%%

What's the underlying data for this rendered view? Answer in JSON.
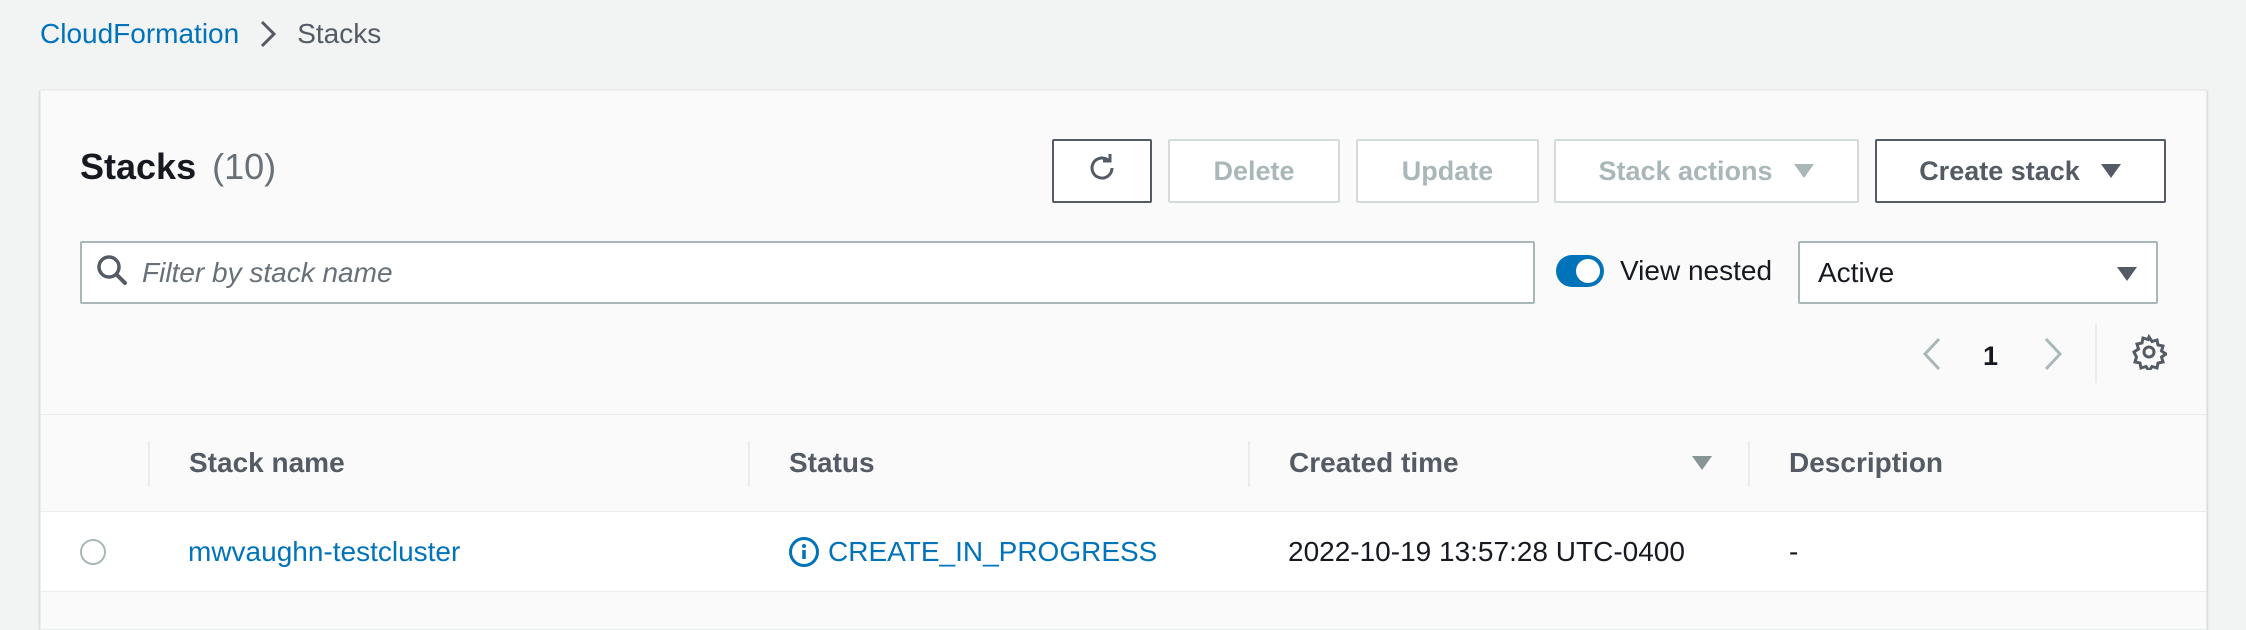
{
  "breadcrumb": {
    "root": "CloudFormation",
    "current": "Stacks"
  },
  "panel": {
    "title": "Stacks",
    "count": "(10)"
  },
  "toolbar": {
    "delete_label": "Delete",
    "update_label": "Update",
    "stack_actions_label": "Stack actions",
    "create_stack_label": "Create stack"
  },
  "filter": {
    "placeholder": "Filter by stack name",
    "value": ""
  },
  "view_nested": {
    "label": "View nested",
    "enabled": true
  },
  "status_filter": {
    "selected": "Active"
  },
  "pagination": {
    "current_page": "1"
  },
  "table": {
    "columns": [
      "Stack name",
      "Status",
      "Created time",
      "Description"
    ],
    "rows": [
      {
        "stack_name": "mwvaughn-testcluster",
        "status": "CREATE_IN_PROGRESS",
        "created_time": "2022-10-19 13:57:28 UTC-0400",
        "description": "-"
      }
    ]
  },
  "colors": {
    "link": "#0073bb",
    "background": "#f2f3f3",
    "panel": "#fafafa",
    "disabled_text": "#aab7b8",
    "header_text": "#545b64"
  },
  "icons": [
    "chevron-right-icon",
    "refresh-icon",
    "caret-down-icon",
    "search-icon",
    "chevron-left-icon",
    "settings-gear-icon",
    "info-circle-icon"
  ]
}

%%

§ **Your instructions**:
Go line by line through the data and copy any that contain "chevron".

§ **Answer to the problem**:
    "chevron-right-icon",
    "chevron-left-icon",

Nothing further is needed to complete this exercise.